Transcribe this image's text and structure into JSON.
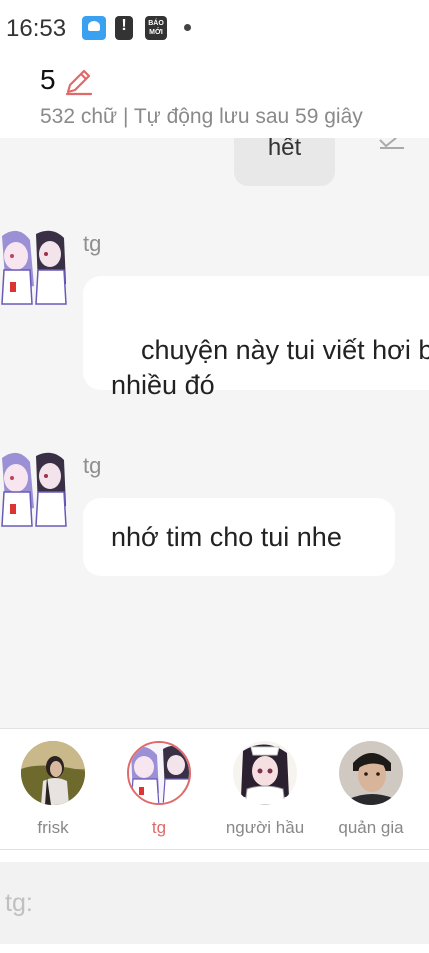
{
  "status_bar": {
    "time": "16:53",
    "icons": [
      "cloud-app-icon",
      "alert-icon",
      "bao-moi-icon",
      "notification-dot-icon"
    ],
    "news_icon_text": "BÁO MỚI"
  },
  "header": {
    "chapter_number": "5",
    "meta": "532 chữ | Tự động lưu sau 59 giây",
    "accent_color": "#e06a6a"
  },
  "messages": [
    {
      "text": "hết"
    },
    {
      "sender": "tg",
      "text": "chuyện này tui viết hơi b\nnhiều đó"
    },
    {
      "sender": "tg",
      "text": "nhớ tim cho tui nhe"
    }
  ],
  "characters": [
    {
      "name": "frisk",
      "active": false
    },
    {
      "name": "tg",
      "active": true
    },
    {
      "name": "người hầu",
      "active": false
    },
    {
      "name": "quản gia",
      "active": false
    }
  ],
  "input": {
    "placeholder": "tg:"
  }
}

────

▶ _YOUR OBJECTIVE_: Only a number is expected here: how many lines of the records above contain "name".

▶ _WRITTEN SOLUTION_: 4